*** Given records Section Begins ***
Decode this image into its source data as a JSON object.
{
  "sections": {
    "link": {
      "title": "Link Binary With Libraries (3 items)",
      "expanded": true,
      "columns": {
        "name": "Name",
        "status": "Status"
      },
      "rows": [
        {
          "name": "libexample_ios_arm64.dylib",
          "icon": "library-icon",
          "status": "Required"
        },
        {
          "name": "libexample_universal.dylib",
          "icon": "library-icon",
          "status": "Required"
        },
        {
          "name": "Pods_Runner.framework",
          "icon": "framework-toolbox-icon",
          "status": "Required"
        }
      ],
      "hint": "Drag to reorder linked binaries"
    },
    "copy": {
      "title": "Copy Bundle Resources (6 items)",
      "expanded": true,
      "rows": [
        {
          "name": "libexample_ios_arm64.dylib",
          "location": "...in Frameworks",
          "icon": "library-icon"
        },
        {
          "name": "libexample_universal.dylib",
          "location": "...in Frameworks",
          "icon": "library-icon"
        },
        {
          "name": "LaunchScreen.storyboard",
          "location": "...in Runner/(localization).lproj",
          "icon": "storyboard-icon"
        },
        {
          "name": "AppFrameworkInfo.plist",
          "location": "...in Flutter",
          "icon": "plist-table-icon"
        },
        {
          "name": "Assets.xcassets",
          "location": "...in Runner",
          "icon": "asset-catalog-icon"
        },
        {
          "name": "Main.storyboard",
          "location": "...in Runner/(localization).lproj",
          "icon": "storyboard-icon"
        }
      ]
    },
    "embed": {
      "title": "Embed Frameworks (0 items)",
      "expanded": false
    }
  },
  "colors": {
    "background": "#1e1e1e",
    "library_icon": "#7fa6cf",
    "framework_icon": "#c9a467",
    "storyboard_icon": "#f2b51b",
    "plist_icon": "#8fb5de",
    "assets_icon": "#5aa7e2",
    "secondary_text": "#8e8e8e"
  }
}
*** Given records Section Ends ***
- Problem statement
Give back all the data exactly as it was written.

- Problem solution
Decode this image into its source data as a JSON object.
{
  "sections": {
    "link": {
      "title": "Link Binary With Libraries (3 items)",
      "expanded": true,
      "columns": {
        "name": "Name",
        "status": "Status"
      },
      "rows": [
        {
          "name": "libexample_ios_arm64.dylib",
          "icon": "library-icon",
          "status": "Required"
        },
        {
          "name": "libexample_universal.dylib",
          "icon": "library-icon",
          "status": "Required"
        },
        {
          "name": "Pods_Runner.framework",
          "icon": "framework-toolbox-icon",
          "status": "Required"
        }
      ],
      "hint": "Drag to reorder linked binaries"
    },
    "copy": {
      "title": "Copy Bundle Resources (6 items)",
      "expanded": true,
      "rows": [
        {
          "name": "libexample_ios_arm64.dylib",
          "location": "...in Frameworks",
          "icon": "library-icon"
        },
        {
          "name": "libexample_universal.dylib",
          "location": "...in Frameworks",
          "icon": "library-icon"
        },
        {
          "name": "LaunchScreen.storyboard",
          "location": "...in Runner/(localization).lproj",
          "icon": "storyboard-icon"
        },
        {
          "name": "AppFrameworkInfo.plist",
          "location": "...in Flutter",
          "icon": "plist-table-icon"
        },
        {
          "name": "Assets.xcassets",
          "location": "...in Runner",
          "icon": "asset-catalog-icon"
        },
        {
          "name": "Main.storyboard",
          "location": "...in Runner/(localization).lproj",
          "icon": "storyboard-icon"
        }
      ]
    },
    "embed": {
      "title": "Embed Frameworks (0 items)",
      "expanded": false
    }
  },
  "colors": {
    "background": "#1e1e1e",
    "library_icon": "#7fa6cf",
    "framework_icon": "#c9a467",
    "storyboard_icon": "#f2b51b",
    "plist_icon": "#8fb5de",
    "assets_icon": "#5aa7e2",
    "secondary_text": "#8e8e8e"
  }
}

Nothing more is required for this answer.